[[ RECORD SET open ]]

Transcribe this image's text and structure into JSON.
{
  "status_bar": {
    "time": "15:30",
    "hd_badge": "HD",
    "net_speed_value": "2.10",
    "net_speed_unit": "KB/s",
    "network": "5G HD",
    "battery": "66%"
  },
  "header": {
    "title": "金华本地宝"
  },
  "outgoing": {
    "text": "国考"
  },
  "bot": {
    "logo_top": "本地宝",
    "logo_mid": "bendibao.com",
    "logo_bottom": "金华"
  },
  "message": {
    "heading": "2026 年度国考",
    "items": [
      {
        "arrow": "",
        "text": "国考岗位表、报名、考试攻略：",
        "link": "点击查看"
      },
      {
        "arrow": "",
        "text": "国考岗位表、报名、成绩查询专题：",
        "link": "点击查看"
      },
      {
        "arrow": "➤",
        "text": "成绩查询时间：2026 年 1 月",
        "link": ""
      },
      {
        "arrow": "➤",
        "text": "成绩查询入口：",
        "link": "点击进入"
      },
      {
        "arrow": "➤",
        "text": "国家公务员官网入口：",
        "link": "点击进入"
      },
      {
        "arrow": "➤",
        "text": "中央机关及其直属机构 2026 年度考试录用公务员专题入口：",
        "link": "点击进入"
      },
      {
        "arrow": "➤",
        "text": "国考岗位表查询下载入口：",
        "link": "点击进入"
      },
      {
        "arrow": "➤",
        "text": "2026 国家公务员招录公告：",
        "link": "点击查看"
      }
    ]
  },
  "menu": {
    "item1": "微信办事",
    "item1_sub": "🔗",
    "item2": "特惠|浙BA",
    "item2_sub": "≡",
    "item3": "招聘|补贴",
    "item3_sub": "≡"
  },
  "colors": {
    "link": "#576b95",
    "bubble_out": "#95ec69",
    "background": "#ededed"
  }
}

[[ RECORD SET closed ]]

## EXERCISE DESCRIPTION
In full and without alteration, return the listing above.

## TASK ANSWER
Transcribe this image's text and structure into JSON.
{
  "status_bar": {
    "time": "15:30",
    "hd_badge": "HD",
    "net_speed_value": "2.10",
    "net_speed_unit": "KB/s",
    "network": "5G HD",
    "battery": "66%"
  },
  "header": {
    "title": "金华本地宝"
  },
  "outgoing": {
    "text": "国考"
  },
  "bot": {
    "logo_top": "本地宝",
    "logo_mid": "bendibao.com",
    "logo_bottom": "金华"
  },
  "message": {
    "heading": "2026 年度国考",
    "items": [
      {
        "arrow": "",
        "text": "国考岗位表、报名、考试攻略：",
        "link": "点击查看"
      },
      {
        "arrow": "",
        "text": "国考岗位表、报名、成绩查询专题：",
        "link": "点击查看"
      },
      {
        "arrow": "➤",
        "text": "成绩查询时间：2026 年 1 月",
        "link": ""
      },
      {
        "arrow": "➤",
        "text": "成绩查询入口：",
        "link": "点击进入"
      },
      {
        "arrow": "➤",
        "text": "国家公务员官网入口：",
        "link": "点击进入"
      },
      {
        "arrow": "➤",
        "text": "中央机关及其直属机构 2026 年度考试录用公务员专题入口：",
        "link": "点击进入"
      },
      {
        "arrow": "➤",
        "text": "国考岗位表查询下载入口：",
        "link": "点击进入"
      },
      {
        "arrow": "➤",
        "text": "2026 国家公务员招录公告：",
        "link": "点击查看"
      }
    ]
  },
  "menu": {
    "item1": "微信办事",
    "item1_sub": "🔗",
    "item2": "特惠|浙BA",
    "item2_sub": "≡",
    "item3": "招聘|补贴",
    "item3_sub": "≡"
  },
  "colors": {
    "link": "#576b95",
    "bubble_out": "#95ec69",
    "background": "#ededed"
  }
}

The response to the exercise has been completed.